This exam is usually included in the 11-14 week ultrasound, and is used as a screening tool for chromosome, cardiac and structural abnormalities.
Anatomy that can be seen in the first trimester will be assessed at this time as well as a measurement of a fluid space at the back of the neck known as the nuchal translucency. This test may be done in conjunction with other genetic screening. You will need a full bladder for this ultrasound
Offered in the second trimester, usually between 18-22 weeks, an advanced level 2 ultrasound is performed evaluating the fetal size in addition to a comprehensive assessment of the fetal anatomy.
An evaluation of your baby’s(s) internal organ systems to also include the brain, spine, limbs as well as detailed cardiac views and gender (if desired). The placenta and maternal structures will also be assessed at this time. You do not need a full balder at for this ultrasound.
Ideally performed between 20 to 24 weeks, a fetal echocardiogram can be performed at any time in the second and third trimesters.
A fetal echocardiogram is an evaluation of fetal cardiac structures and function in high risk pregnancies. Detailed measurements of the chambers, valves, vessels and other structures of the heart will be performed to include Color and Spectral Doppler evaluations for cardiac hemodynamics. You do not need a full balder at for this ultrasound.
Follow up ultrasounds are preformed to evaluate your baby’s(s) size and growth patterns, monitor amniotic fluid levels and assess placental function and fetal well-being.
If the clinical need arises, the physician may request a Biophysical Profile—typically done in the third trimester—to ensure your baby(s) are not under any stress. Amniotic fluid is measured and the movement and breathing of the baby(s) are assessed.
Ultrasound Doppler Flow is also occasionally measured in blood vessels to determine the speed and pattern of flow to evaluate if the baby’s(s) are receiving sufficient nutrients and oxygen.
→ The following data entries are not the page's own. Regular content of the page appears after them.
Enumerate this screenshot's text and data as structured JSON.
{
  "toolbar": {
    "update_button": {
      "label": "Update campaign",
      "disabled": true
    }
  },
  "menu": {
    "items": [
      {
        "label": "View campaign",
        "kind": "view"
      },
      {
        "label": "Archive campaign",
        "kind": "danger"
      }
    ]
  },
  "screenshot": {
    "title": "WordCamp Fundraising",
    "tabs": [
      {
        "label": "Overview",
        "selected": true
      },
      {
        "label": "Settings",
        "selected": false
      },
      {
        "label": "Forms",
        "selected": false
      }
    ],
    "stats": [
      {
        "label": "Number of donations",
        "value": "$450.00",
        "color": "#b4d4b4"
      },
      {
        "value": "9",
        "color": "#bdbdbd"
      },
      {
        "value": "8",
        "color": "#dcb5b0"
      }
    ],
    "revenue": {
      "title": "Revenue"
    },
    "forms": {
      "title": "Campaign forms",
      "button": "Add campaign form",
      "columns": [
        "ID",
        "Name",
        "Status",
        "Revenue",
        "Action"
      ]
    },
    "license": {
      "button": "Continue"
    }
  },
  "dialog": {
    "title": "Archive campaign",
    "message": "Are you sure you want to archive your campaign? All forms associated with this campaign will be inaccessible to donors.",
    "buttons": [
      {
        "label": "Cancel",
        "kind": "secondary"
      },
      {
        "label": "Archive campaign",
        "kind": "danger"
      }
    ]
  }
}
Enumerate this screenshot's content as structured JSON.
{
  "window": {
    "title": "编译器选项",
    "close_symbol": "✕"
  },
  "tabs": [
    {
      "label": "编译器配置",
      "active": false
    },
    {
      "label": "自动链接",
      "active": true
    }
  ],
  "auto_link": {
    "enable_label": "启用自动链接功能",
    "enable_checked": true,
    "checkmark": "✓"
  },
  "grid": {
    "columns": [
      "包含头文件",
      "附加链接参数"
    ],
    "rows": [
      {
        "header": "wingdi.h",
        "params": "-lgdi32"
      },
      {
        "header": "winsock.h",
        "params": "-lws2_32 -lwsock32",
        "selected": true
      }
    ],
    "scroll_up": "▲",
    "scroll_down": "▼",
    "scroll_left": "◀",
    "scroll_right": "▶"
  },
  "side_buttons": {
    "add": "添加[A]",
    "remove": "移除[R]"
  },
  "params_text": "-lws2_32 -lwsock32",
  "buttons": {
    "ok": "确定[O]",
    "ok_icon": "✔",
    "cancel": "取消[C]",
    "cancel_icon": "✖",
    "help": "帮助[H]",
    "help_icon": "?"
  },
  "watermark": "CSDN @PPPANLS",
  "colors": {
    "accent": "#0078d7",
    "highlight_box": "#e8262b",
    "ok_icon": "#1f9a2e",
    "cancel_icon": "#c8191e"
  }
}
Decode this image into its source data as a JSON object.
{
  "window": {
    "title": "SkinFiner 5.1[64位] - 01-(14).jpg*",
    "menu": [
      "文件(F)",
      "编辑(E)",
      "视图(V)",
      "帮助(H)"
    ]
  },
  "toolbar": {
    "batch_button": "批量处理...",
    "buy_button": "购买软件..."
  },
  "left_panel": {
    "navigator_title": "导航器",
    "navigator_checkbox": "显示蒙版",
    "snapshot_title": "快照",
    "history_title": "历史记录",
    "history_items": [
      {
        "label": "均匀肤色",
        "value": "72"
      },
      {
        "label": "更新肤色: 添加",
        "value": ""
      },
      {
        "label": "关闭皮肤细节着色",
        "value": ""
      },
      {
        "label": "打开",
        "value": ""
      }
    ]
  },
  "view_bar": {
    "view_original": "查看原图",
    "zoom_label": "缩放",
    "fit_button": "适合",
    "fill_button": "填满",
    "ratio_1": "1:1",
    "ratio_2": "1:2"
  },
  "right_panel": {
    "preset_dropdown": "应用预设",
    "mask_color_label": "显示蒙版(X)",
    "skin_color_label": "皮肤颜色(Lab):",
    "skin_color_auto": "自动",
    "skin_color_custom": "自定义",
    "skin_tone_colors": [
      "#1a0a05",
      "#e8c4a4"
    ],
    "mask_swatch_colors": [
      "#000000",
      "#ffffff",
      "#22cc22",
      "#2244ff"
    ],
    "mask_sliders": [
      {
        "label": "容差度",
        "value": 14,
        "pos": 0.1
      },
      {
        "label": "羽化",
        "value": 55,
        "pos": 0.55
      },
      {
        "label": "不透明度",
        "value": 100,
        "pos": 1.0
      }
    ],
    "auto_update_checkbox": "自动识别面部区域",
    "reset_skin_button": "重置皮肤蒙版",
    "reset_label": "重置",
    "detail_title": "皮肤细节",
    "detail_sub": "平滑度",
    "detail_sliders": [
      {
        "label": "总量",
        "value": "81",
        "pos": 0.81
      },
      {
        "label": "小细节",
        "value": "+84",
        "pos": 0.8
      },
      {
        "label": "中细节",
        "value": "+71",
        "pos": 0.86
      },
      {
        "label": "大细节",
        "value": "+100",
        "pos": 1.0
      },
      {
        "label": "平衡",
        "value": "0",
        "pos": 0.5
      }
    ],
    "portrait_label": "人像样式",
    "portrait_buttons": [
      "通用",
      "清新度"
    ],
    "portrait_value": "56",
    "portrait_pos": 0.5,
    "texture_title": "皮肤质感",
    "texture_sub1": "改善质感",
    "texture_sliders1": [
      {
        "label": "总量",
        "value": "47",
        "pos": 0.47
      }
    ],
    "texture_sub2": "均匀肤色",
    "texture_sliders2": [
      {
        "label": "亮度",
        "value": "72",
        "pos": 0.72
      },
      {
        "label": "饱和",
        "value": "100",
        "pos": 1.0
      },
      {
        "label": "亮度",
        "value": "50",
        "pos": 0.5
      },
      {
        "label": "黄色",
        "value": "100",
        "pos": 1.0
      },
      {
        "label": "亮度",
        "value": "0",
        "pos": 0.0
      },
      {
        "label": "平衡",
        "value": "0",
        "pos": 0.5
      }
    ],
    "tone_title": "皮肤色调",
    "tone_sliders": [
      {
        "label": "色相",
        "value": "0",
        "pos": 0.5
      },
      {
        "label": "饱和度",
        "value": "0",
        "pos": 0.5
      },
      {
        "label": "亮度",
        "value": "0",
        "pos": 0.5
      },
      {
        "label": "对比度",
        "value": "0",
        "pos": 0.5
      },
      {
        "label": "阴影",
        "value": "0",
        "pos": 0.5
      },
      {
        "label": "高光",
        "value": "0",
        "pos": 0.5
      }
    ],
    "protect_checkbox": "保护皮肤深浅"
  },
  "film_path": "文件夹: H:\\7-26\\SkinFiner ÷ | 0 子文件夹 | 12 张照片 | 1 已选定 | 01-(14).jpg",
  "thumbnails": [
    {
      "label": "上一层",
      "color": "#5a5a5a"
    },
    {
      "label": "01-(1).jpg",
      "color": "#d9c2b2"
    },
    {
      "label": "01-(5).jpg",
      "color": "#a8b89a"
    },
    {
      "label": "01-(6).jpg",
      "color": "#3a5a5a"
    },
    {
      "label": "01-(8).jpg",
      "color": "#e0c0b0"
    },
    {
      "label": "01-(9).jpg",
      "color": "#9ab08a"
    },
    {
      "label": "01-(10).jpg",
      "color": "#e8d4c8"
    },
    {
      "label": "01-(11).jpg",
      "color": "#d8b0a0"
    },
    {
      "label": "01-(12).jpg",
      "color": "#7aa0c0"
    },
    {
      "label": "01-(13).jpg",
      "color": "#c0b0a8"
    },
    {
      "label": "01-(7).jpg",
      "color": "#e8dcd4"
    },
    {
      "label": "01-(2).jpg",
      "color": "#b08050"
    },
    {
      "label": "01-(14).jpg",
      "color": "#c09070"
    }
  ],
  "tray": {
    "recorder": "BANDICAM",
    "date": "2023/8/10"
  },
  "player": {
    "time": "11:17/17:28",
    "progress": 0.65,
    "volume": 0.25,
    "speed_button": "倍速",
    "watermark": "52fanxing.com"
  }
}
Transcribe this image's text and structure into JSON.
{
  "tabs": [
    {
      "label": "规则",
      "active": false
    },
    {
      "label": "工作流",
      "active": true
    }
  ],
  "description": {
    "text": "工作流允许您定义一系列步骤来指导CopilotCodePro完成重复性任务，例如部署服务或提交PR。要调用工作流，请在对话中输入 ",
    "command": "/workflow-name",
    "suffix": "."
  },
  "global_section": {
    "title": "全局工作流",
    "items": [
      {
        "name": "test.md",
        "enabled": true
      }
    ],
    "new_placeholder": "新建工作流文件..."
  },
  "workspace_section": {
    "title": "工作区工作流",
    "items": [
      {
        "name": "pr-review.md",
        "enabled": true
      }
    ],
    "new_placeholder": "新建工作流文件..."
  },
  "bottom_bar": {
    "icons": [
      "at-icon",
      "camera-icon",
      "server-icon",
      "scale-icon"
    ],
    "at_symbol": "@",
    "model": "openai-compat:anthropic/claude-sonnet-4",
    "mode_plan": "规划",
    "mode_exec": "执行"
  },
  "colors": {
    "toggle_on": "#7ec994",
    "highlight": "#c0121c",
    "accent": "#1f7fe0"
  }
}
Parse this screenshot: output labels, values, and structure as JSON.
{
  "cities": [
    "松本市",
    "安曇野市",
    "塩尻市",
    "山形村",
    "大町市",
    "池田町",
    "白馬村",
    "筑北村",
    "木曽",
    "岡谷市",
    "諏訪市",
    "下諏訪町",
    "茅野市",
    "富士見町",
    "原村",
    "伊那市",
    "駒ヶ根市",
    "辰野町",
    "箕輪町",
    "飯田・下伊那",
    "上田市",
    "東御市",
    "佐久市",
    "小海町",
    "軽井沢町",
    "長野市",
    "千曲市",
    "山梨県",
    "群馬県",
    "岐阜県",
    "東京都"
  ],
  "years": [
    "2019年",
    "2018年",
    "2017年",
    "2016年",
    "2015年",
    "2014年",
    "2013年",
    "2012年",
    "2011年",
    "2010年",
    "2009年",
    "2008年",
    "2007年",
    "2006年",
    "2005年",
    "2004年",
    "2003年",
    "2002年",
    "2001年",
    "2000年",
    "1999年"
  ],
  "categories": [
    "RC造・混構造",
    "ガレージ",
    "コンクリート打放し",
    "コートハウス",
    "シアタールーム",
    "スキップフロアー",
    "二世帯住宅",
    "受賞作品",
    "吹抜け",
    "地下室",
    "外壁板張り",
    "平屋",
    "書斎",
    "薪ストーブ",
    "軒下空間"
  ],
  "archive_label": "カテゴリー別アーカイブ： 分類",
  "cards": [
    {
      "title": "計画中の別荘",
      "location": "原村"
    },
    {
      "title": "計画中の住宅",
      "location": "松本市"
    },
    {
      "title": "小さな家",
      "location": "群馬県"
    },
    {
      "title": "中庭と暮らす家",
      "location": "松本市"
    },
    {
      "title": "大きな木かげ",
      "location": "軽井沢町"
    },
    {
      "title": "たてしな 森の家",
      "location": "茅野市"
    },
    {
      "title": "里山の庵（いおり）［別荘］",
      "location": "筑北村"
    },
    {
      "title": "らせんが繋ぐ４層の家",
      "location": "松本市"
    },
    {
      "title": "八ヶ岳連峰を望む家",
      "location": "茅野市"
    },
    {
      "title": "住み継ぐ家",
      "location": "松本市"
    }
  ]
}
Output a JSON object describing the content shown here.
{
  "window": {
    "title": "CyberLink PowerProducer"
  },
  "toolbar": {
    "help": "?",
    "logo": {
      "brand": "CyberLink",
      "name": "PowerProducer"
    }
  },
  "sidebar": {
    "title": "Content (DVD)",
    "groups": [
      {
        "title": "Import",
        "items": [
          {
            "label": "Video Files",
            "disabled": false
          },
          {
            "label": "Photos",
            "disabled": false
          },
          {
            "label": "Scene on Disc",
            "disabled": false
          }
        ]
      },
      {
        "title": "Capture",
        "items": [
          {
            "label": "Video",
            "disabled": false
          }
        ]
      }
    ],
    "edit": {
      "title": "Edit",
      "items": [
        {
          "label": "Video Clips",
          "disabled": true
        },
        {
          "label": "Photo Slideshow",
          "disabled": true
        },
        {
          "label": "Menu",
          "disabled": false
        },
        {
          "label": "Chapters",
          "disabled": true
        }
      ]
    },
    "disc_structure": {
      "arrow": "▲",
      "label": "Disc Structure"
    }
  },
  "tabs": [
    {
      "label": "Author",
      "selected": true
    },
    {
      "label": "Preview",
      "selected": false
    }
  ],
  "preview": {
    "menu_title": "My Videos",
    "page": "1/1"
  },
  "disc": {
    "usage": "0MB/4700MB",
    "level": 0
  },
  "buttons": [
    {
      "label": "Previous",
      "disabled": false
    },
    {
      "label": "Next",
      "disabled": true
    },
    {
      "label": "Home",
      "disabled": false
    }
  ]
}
This exam can be performed during any trimester. In the first trimester it is often used to obtain accurate measurements of the developing fetus and evaluated the maternal anatomy. In the second and third trimesters it is commonly used to evaluate the length of the cervix and to screen for preterm labor. The location of the placenta is also assessed.